All records are to be reproduced verbatim, with images omitted.

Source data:
↓↓↓

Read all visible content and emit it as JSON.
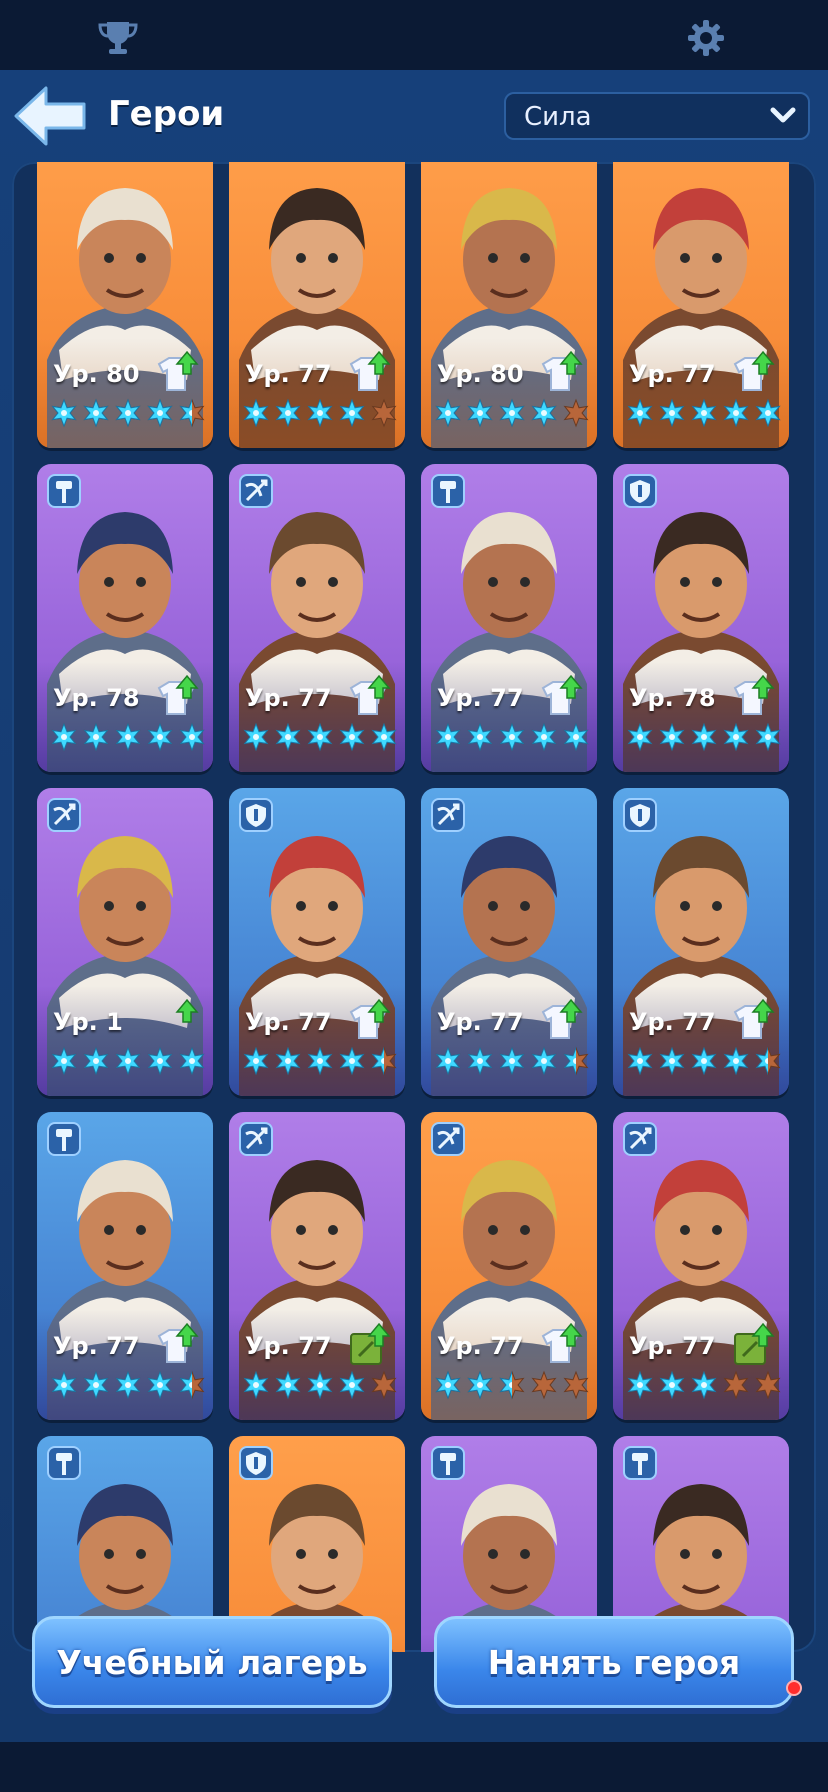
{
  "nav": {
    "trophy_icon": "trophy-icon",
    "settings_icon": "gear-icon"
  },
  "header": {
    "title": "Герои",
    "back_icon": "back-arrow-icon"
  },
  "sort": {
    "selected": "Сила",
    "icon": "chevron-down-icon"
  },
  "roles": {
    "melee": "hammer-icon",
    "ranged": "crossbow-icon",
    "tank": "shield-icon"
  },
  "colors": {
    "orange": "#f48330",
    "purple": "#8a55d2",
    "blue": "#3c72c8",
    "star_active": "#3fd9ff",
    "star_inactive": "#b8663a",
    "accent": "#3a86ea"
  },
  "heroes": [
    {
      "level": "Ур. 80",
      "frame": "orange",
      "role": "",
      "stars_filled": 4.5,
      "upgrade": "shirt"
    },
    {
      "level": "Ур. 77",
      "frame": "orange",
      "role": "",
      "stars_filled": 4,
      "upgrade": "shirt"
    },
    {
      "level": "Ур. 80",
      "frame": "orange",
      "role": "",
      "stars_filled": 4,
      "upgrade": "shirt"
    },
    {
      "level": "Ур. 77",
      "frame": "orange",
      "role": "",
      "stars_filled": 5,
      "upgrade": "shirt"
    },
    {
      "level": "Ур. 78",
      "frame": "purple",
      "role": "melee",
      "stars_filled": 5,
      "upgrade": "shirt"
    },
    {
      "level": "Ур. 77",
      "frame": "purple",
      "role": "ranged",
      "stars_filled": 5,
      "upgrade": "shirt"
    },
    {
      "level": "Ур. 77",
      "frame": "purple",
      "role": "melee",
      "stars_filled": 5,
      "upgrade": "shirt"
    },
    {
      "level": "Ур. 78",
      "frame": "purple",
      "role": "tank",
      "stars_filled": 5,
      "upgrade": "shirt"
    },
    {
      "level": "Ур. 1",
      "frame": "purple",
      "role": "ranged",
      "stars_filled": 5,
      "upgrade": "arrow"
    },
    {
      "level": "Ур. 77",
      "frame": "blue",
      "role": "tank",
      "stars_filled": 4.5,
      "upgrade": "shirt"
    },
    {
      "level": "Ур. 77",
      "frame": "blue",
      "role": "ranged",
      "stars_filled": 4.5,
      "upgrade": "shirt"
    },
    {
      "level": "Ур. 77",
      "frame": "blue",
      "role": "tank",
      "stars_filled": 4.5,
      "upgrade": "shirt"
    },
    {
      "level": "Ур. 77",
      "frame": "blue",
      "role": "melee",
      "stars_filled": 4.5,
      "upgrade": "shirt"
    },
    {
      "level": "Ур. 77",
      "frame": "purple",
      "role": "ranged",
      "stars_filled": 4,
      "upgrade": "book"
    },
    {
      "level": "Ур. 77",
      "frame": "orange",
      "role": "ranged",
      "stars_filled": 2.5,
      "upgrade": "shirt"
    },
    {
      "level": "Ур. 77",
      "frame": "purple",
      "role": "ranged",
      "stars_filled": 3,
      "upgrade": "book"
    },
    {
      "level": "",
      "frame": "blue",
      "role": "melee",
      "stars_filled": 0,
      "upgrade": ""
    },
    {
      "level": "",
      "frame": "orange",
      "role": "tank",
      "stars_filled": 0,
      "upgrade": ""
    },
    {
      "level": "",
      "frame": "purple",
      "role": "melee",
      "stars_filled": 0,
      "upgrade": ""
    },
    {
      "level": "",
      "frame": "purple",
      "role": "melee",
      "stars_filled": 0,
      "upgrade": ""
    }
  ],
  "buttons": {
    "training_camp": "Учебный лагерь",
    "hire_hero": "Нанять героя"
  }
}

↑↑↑

§ **Exercise solution**
Read all visible content and emit it as JSON.
{
  "nav": {
    "trophy_icon": "trophy-icon",
    "settings_icon": "gear-icon"
  },
  "header": {
    "title": "Герои",
    "back_icon": "back-arrow-icon"
  },
  "sort": {
    "selected": "Сила",
    "icon": "chevron-down-icon"
  },
  "roles": {
    "melee": "hammer-icon",
    "ranged": "crossbow-icon",
    "tank": "shield-icon"
  },
  "colors": {
    "orange": "#f48330",
    "purple": "#8a55d2",
    "blue": "#3c72c8",
    "star_active": "#3fd9ff",
    "star_inactive": "#b8663a",
    "accent": "#3a86ea"
  },
  "heroes": [
    {
      "level": "Ур. 80",
      "frame": "orange",
      "role": "",
      "stars_filled": 4.5,
      "upgrade": "shirt"
    },
    {
      "level": "Ур. 77",
      "frame": "orange",
      "role": "",
      "stars_filled": 4,
      "upgrade": "shirt"
    },
    {
      "level": "Ур. 80",
      "frame": "orange",
      "role": "",
      "stars_filled": 4,
      "upgrade": "shirt"
    },
    {
      "level": "Ур. 77",
      "frame": "orange",
      "role": "",
      "stars_filled": 5,
      "upgrade": "shirt"
    },
    {
      "level": "Ур. 78",
      "frame": "purple",
      "role": "melee",
      "stars_filled": 5,
      "upgrade": "shirt"
    },
    {
      "level": "Ур. 77",
      "frame": "purple",
      "role": "ranged",
      "stars_filled": 5,
      "upgrade": "shirt"
    },
    {
      "level": "Ур. 77",
      "frame": "purple",
      "role": "melee",
      "stars_filled": 5,
      "upgrade": "shirt"
    },
    {
      "level": "Ур. 78",
      "frame": "purple",
      "role": "tank",
      "stars_filled": 5,
      "upgrade": "shirt"
    },
    {
      "level": "Ур. 1",
      "frame": "purple",
      "role": "ranged",
      "stars_filled": 5,
      "upgrade": "arrow"
    },
    {
      "level": "Ур. 77",
      "frame": "blue",
      "role": "tank",
      "stars_filled": 4.5,
      "upgrade": "shirt"
    },
    {
      "level": "Ур. 77",
      "frame": "blue",
      "role": "ranged",
      "stars_filled": 4.5,
      "upgrade": "shirt"
    },
    {
      "level": "Ур. 77",
      "frame": "blue",
      "role": "tank",
      "stars_filled": 4.5,
      "upgrade": "shirt"
    },
    {
      "level": "Ур. 77",
      "frame": "blue",
      "role": "melee",
      "stars_filled": 4.5,
      "upgrade": "shirt"
    },
    {
      "level": "Ур. 77",
      "frame": "purple",
      "role": "ranged",
      "stars_filled": 4,
      "upgrade": "book"
    },
    {
      "level": "Ур. 77",
      "frame": "orange",
      "role": "ranged",
      "stars_filled": 2.5,
      "upgrade": "shirt"
    },
    {
      "level": "Ур. 77",
      "frame": "purple",
      "role": "ranged",
      "stars_filled": 3,
      "upgrade": "book"
    },
    {
      "level": "",
      "frame": "blue",
      "role": "melee",
      "stars_filled": 0,
      "upgrade": ""
    },
    {
      "level": "",
      "frame": "orange",
      "role": "tank",
      "stars_filled": 0,
      "upgrade": ""
    },
    {
      "level": "",
      "frame": "purple",
      "role": "melee",
      "stars_filled": 0,
      "upgrade": ""
    },
    {
      "level": "",
      "frame": "purple",
      "role": "melee",
      "stars_filled": 0,
      "upgrade": ""
    }
  ],
  "buttons": {
    "training_camp": "Учебный лагерь",
    "hire_hero": "Нанять героя"
  }
}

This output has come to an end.